« Reply #299 on: October 19, 2017, 02:23:09 PM »
http://www.cherokee.org/Services/Tribal-Citizenship/Citizenship

Cherokee Nation citizenship law is set by tribal law. There is no minimum blood quantum required for citizenship. Tribal citizenship requires that you have at least one direct ancestor listed on the Dawes Final Rolls, a federal census of those living in the Cherokee Nation that was used to allot Cherokee land to individual citizens in preparation for Oklahoma statehood in 1907.

To be eligible for Cherokee Nation tribal citizenship, you must be able to provide documents that connect you to a direct ancestor listed on one of the Dawes Final Rolls of Citizens of the Cherokee Nation. To be eligible for a federal Certificate Degree of Indian Blood, you must demonstrate through documentation that you descend directly from a person listed on the Dawes’ “by Blood” rolls.

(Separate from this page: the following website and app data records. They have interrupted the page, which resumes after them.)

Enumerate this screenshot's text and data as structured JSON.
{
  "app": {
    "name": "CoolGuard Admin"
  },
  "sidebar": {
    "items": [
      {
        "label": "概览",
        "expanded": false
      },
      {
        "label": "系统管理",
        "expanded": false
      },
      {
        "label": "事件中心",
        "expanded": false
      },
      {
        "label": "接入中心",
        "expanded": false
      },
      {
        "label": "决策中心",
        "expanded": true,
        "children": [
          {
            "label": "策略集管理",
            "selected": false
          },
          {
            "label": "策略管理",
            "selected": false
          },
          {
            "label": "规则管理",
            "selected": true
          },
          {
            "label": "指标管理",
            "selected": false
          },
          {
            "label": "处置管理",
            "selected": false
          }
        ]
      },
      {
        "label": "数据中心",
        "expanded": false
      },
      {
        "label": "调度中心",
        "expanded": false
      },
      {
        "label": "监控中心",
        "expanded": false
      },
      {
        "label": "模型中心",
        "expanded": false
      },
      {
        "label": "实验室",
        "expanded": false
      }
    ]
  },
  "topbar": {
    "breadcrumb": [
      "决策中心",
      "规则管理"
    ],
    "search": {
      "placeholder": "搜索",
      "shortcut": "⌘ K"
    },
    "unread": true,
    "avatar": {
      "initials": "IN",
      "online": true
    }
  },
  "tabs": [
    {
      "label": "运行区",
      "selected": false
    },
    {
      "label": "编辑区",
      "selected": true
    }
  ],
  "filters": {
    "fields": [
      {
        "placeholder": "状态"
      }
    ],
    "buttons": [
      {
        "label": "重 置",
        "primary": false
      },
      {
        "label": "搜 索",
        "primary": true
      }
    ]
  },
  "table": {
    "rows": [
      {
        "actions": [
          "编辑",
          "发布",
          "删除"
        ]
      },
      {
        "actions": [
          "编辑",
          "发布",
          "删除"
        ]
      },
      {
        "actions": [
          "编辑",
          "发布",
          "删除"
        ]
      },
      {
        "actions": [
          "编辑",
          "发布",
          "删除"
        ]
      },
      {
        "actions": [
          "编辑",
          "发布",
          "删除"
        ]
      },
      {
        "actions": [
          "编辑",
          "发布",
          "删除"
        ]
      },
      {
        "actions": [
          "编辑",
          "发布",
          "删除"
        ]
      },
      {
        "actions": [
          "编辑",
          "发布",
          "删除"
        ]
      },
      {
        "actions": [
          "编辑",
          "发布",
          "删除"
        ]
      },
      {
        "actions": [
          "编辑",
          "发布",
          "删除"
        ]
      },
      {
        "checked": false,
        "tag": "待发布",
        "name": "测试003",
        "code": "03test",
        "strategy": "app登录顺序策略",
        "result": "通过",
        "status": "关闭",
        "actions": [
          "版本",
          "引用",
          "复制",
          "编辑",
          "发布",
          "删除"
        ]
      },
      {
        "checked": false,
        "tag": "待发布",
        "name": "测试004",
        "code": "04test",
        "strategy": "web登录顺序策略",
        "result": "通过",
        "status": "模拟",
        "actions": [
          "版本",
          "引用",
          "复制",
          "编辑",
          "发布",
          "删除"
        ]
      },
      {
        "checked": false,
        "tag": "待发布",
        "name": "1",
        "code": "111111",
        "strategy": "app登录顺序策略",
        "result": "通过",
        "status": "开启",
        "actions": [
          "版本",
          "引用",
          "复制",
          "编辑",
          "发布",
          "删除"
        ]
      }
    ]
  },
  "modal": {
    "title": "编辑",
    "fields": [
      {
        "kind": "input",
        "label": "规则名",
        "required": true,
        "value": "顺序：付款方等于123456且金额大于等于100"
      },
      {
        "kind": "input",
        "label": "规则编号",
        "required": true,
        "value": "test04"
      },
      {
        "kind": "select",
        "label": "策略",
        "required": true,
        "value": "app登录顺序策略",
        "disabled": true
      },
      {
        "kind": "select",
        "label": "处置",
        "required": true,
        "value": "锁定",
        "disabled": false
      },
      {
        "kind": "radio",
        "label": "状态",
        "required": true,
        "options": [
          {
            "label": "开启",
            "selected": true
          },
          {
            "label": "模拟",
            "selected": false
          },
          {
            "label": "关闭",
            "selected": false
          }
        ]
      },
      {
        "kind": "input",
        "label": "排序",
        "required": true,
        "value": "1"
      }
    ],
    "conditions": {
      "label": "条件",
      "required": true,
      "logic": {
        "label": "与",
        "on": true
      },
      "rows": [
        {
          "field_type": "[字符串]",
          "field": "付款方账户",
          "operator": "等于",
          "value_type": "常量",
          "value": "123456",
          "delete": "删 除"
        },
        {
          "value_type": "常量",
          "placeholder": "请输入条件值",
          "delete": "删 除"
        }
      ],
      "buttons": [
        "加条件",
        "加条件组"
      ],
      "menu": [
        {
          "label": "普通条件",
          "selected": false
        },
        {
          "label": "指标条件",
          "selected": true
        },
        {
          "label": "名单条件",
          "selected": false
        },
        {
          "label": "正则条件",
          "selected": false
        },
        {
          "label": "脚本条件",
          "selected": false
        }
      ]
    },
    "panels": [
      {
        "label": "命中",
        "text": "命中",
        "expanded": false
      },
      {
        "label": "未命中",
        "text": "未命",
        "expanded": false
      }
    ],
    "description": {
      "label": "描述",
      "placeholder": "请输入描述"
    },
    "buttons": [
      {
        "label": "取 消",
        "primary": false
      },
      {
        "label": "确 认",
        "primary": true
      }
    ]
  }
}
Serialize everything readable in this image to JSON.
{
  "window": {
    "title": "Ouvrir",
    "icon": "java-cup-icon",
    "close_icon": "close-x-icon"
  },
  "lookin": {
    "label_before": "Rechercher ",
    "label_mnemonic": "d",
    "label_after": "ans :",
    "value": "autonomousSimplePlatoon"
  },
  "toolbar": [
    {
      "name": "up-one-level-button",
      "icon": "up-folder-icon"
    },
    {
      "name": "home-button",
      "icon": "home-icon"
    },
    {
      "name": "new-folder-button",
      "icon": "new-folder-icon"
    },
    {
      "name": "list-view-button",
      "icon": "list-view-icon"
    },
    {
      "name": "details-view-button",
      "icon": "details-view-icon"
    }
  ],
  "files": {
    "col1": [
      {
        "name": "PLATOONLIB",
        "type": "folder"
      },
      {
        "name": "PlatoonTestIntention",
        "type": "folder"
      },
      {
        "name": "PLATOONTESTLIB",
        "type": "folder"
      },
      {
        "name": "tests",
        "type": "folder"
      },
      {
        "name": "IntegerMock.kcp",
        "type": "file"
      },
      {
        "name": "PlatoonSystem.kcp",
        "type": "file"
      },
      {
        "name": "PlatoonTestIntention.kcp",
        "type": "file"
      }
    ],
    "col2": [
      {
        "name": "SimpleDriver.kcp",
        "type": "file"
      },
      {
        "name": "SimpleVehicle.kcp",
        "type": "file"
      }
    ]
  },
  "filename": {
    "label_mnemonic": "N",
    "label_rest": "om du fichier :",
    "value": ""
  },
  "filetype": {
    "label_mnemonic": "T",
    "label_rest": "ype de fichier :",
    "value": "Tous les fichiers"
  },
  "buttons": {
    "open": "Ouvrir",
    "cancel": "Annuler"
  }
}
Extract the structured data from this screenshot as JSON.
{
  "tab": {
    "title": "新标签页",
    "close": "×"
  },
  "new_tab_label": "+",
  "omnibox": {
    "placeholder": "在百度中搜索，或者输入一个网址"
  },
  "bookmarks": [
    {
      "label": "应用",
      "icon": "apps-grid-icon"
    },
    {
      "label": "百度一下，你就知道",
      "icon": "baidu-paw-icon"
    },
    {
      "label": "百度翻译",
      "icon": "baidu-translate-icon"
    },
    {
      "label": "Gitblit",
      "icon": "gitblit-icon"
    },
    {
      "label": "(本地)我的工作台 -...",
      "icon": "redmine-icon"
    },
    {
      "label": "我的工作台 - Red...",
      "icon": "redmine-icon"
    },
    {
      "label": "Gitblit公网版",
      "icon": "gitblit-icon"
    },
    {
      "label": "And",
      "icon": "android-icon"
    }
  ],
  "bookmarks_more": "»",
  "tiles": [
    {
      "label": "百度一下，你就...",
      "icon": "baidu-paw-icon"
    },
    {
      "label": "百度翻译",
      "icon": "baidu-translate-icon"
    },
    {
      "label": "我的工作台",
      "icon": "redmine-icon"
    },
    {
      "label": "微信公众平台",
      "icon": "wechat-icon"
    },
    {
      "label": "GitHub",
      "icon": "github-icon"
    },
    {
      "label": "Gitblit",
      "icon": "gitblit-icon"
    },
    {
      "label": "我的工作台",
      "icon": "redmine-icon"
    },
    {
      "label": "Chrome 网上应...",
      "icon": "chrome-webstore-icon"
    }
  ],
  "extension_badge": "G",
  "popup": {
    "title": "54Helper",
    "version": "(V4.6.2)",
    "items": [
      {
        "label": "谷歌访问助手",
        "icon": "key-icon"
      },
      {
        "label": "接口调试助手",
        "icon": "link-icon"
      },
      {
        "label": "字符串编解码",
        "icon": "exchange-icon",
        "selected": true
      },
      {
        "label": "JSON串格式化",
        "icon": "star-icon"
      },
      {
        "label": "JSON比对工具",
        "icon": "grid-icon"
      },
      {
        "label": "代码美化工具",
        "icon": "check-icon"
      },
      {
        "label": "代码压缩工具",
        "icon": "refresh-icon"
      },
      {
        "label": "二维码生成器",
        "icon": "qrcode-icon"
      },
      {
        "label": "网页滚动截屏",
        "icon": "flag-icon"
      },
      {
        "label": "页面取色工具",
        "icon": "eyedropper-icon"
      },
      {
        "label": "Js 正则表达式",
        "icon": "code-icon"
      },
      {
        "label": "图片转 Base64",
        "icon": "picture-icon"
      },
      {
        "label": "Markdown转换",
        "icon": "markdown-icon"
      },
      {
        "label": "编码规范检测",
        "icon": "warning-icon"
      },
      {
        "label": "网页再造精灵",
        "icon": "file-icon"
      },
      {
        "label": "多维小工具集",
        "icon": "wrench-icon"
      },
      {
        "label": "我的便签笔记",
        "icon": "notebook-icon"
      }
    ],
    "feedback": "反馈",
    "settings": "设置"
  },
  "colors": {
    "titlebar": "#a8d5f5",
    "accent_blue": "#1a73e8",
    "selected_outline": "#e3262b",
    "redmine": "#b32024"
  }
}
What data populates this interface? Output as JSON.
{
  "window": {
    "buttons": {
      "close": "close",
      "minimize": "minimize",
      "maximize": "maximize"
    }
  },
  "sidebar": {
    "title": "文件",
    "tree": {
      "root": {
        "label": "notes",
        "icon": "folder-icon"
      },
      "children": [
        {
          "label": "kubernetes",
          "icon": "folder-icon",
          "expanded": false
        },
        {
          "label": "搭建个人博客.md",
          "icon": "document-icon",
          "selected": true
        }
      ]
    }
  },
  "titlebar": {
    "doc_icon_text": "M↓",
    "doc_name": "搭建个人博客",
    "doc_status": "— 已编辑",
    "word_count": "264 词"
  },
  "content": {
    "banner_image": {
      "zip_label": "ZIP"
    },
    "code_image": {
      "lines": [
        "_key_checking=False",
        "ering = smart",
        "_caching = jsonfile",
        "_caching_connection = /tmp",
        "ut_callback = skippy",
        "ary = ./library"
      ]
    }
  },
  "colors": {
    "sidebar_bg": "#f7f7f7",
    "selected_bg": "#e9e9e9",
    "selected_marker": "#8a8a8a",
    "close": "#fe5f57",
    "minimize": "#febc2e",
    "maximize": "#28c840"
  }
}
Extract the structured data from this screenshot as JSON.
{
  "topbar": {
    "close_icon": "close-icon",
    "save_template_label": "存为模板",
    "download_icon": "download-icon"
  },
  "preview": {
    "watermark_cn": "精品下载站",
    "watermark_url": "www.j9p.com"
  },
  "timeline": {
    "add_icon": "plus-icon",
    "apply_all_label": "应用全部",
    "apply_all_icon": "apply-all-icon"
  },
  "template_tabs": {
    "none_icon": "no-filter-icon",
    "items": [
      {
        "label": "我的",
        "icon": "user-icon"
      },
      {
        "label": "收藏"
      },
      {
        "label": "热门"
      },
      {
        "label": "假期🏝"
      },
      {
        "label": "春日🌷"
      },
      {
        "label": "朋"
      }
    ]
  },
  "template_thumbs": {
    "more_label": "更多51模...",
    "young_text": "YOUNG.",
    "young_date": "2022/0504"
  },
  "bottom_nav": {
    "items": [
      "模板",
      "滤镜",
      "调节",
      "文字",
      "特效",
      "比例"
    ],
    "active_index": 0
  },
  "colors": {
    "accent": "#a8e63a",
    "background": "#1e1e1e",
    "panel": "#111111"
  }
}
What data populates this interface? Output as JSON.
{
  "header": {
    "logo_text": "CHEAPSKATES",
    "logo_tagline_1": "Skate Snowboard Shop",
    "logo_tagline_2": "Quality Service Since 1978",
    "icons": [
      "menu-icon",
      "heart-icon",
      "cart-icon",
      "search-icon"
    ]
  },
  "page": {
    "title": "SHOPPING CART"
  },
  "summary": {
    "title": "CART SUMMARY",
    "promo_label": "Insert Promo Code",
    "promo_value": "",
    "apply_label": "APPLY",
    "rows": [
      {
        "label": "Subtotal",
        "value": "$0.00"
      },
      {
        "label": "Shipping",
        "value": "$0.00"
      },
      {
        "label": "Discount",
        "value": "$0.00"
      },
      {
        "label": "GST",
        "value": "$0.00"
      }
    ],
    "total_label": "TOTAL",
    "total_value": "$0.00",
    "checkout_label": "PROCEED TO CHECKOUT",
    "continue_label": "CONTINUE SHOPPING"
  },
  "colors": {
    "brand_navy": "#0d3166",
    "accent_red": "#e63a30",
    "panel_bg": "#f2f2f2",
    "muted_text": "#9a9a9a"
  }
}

This group of census rolls were taken between 1899-1906 of Citizens and Freedmen residing in Indian Territory (now northeastern Oklahoma).  If your ancestor did not live in this geographical area during that time period, they will not be listed on the Dawes Rolls.

More excerpts:
If you need help with your research, please contact the Family Research office at the Cherokee Heritage Center, 918-456-6007, or at the following link: http://www.cherokeeheritage.org.   NOTE: Genealogist assisted research is a fee-based service. The Heritage Center is not able to provide research assistance by phone because of high demand and time involved.

Also, you may visit the following website: http://guides.tulsalibrary.org/genealogy

You can access the DAWES ROLLS at:

www.accessgenealogy.com/native/finalroll.htm
 or www.okhistory.org/research/dawes (fee may be required)

       General Contact for the Cherokee Nation Registration Office
        registration@cherokee.org  918-458-6980 OR 1-800-256-0671